Goodbye Brugse Zot!
Trip Start Jan 17, 2006
58Trip End Dec 01, 2006
Map your own trip!
Show trip route
In regards to the title of this entry: Brugse Zot is a beer made in Brugge and it is called that because at one time the king of Austria went to visit West-Flanders and they put on a massive parade. When the king arrived, the parade was so extensive and overwhelming that he said "all I have seen today is fools". Zot is Flemish for crazy/fool. Therefore it is the city of fools.
On my last night there in the hostel, I did what any self-respecting Australian backpacker would do: I got drunk. It was a big night of party and I was bought a present from the best ice cream store in town by the assistant manager - it was quite the surprise
Some of the people at the Bauhaus have been a bit crazy and some have been very cool. There are people in the town of Brugge who have amazed me with their ability to speak multiple languages and others who I wish would just shut their mouths for good. Most of the people in Brugge could speak three languages FLUENTLY and a handful could speak more. It is really a labour of love for the Belgians to speak another language, but that doesn't give you the chance to learn theirs, so that's a little sucky. In the time that I spent in Brugge, I managed to pick up some Flemish and I surprised myself how much I could read the newspapers because of my German skills. Some of the things I can say in Flemish include "one beer please", "one coffee", "can you speak English", and a few other random phrases. Like everyone does with a new language, I learned the insults and swear words first.
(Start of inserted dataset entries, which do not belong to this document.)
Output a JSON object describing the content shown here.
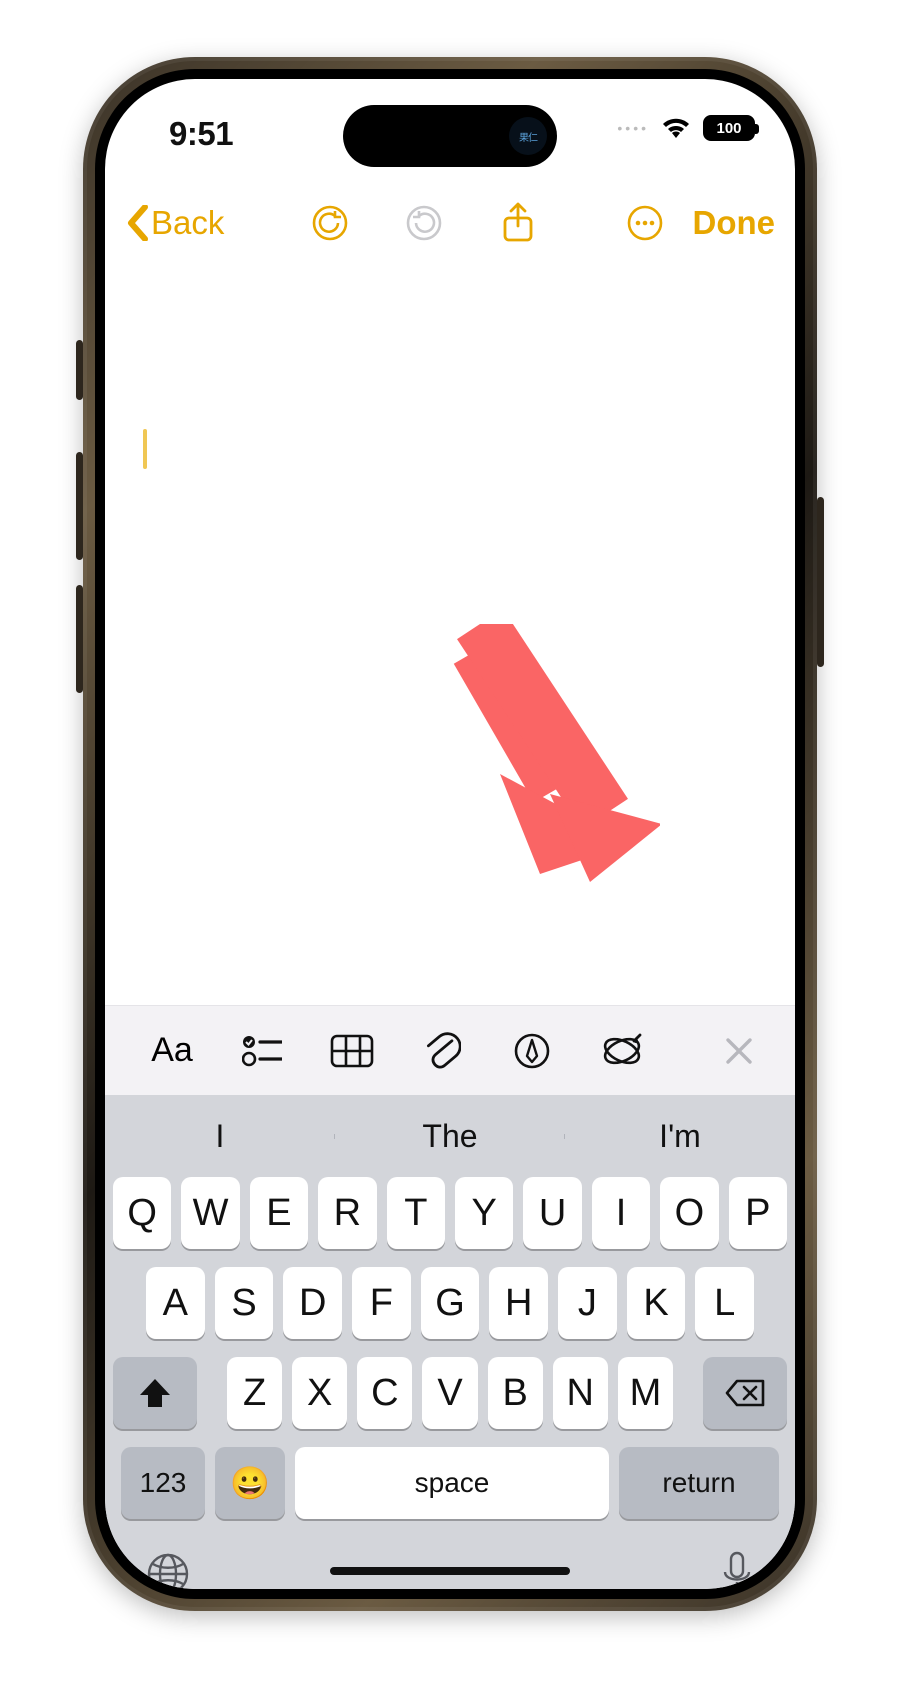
{
  "status": {
    "time": "9:51",
    "battery": "100",
    "island_text": "果仁"
  },
  "nav": {
    "back_label": "Back",
    "done_label": "Done"
  },
  "toolbar": {
    "text_style_label": "Aa"
  },
  "prediction": {
    "s1": "I",
    "s2": "The",
    "s3": "I'm"
  },
  "keyboard": {
    "row1": [
      "Q",
      "W",
      "E",
      "R",
      "T",
      "Y",
      "U",
      "I",
      "O",
      "P"
    ],
    "row2": [
      "A",
      "S",
      "D",
      "F",
      "G",
      "H",
      "J",
      "K",
      "L"
    ],
    "row3": [
      "Z",
      "X",
      "C",
      "V",
      "B",
      "N",
      "M"
    ],
    "numbers_label": "123",
    "space_label": "space",
    "return_label": "return"
  }
}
Some of the best times I had in the Bauhaus were with the customers. I would often mingle with the customers and take them around the city for drinks or food or whatever. It was something different and it gave me a chance to get away from work and home (the same thing). A few times we rode our bikes over the border to the Netherlands to a town called Sluis and other times we would just cruise round the city aimlessly.
I managed to meet a few cool people by working at the Bauhaus and I am hopefully going to see them in the future before we all leave Europe. Something that is definitely on my list of things to do is to go to this music festival in Hungary. There is an island in the Danube river and on this sandy outpost, there is a week-long music extravaganza with heaps of bands that I like. Everyone reading this who is in Europe has to email me and tell me that you will come. Everyone reading this in other places (ie USA, Australia) has to buy a plane ticket and join me too haha. It is in August and I really want to go, so we will see.
I have lined up an interview in Berlin at the Circus hostel, which is a sister hostel from the Bauhaus. The managers of the hostels are chummy and it would be a fairy tale if I could get work there - it would be my well-poised gateway to Eastern Europe. Poland, Hungary, Latvia, Estonia, Ukraine and Slovenia will be at my mercy and with the cheap flights you can get out of Germany, it will be a sinch.
Included in the photo album for this entry are most of my workmates and a video walk-through of the Bauhaus from the front door, to the bar, through the kitchen and then down the back where the intimate couch setting is. It is a really cool bar and now you can get some sort of feeling for the way it went and how it looked. Although all that is changing as you read this: the whole hostel is undergoing a makeover because an English company bought it and it seems like they enjoy spending money. The new reception opened the day I left, so now I am one of those old-school staff that will reminisce about the good ol' days when beer was cheap and the food was good.
On my last day in Brugge, I did what had to be done: I got some Belgian fries in the town square with Andolouse sauce (sweet and spicy, mayonnaise based sauce: very yummy). It was a fitting and unhealthy send off to a city that I thoroughly enjoyed living in for two months.
Goodbye Brugge, hopefully I will see you again.